** Records supplied follows **
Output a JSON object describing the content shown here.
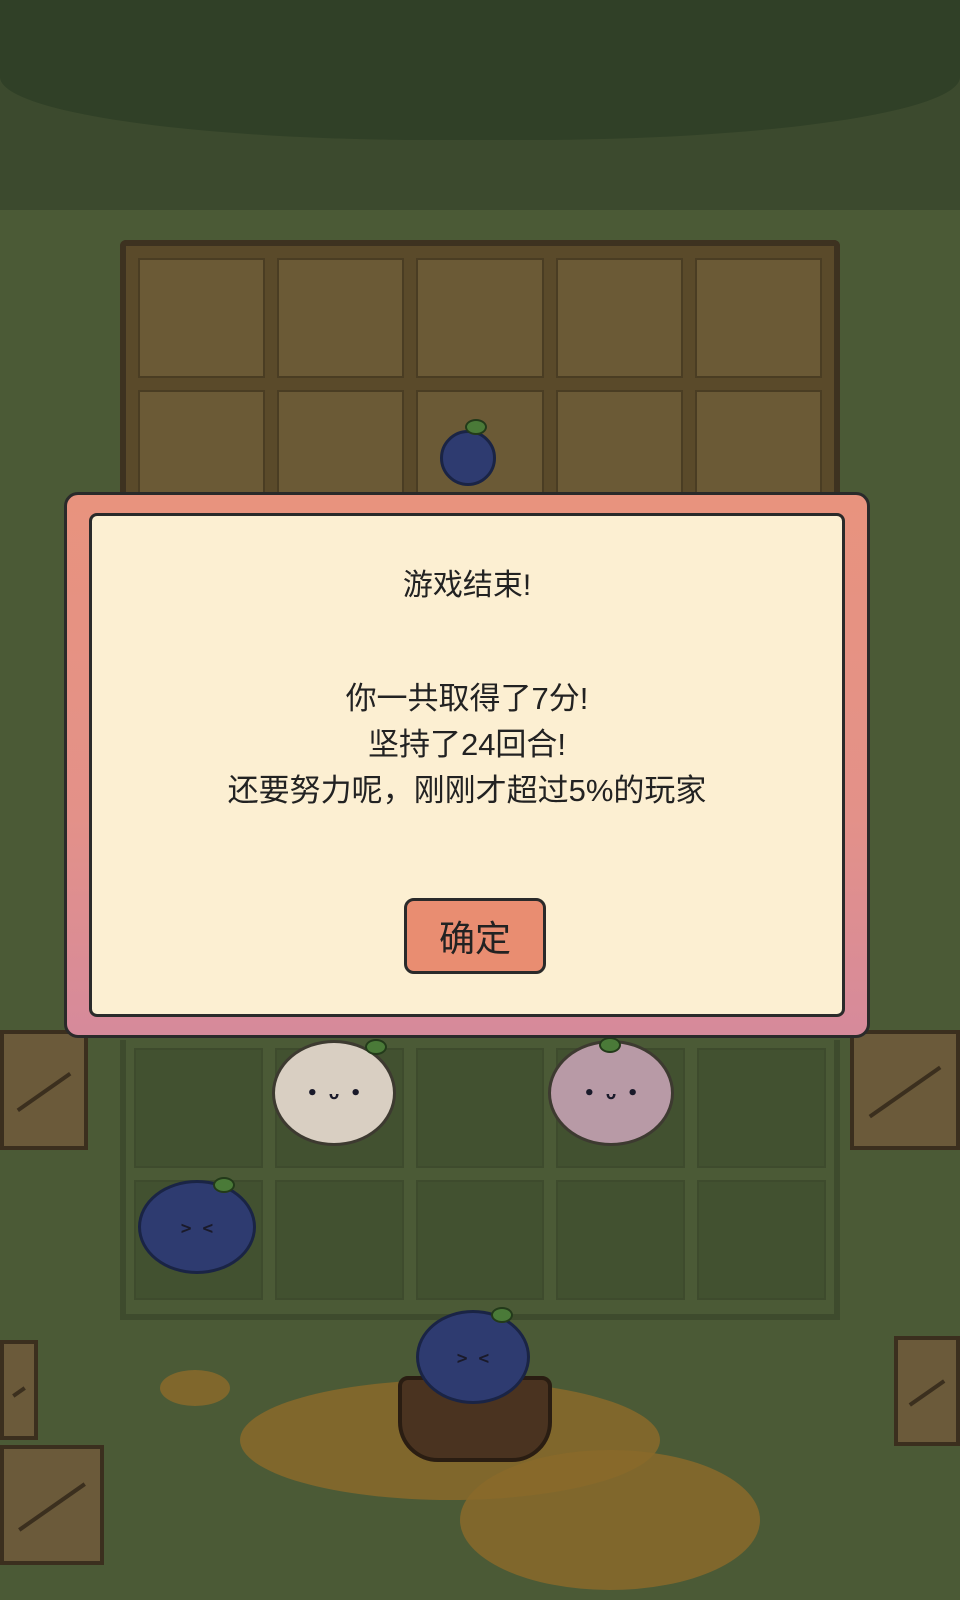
{
  "dialog": {
    "title": "游戏结束!",
    "score_line": "你一共取得了7分!",
    "rounds_line": "坚持了24回合!",
    "rank_line": "还要努力呢，刚刚才超过5%的玩家",
    "confirm_label": "确定"
  },
  "colors": {
    "dialog_frame": "#e8937e",
    "dialog_panel": "#fcefd2",
    "confirm_button": "#e98d71"
  }
}
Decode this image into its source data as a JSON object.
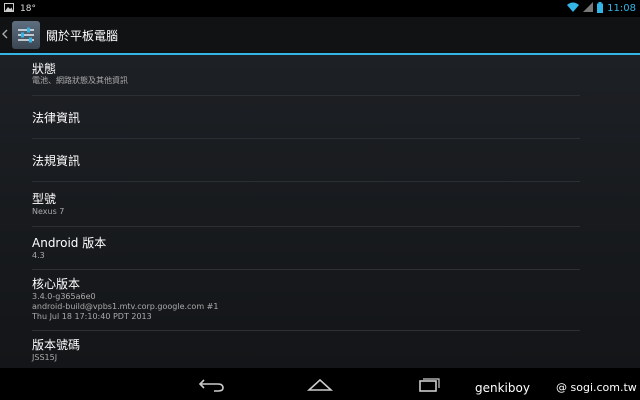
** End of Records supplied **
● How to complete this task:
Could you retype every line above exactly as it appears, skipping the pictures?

● Task output:
Output a JSON object describing the content shown here.
{
  "dialog": {
    "title": "游戏结束!",
    "score_line": "你一共取得了7分!",
    "rounds_line": "坚持了24回合!",
    "rank_line": "还要努力呢，刚刚才超过5%的玩家",
    "confirm_label": "确定"
  },
  "colors": {
    "dialog_frame": "#e8937e",
    "dialog_panel": "#fcefd2",
    "confirm_button": "#e98d71"
  }
}
Decode this image into its source data as a JSON object.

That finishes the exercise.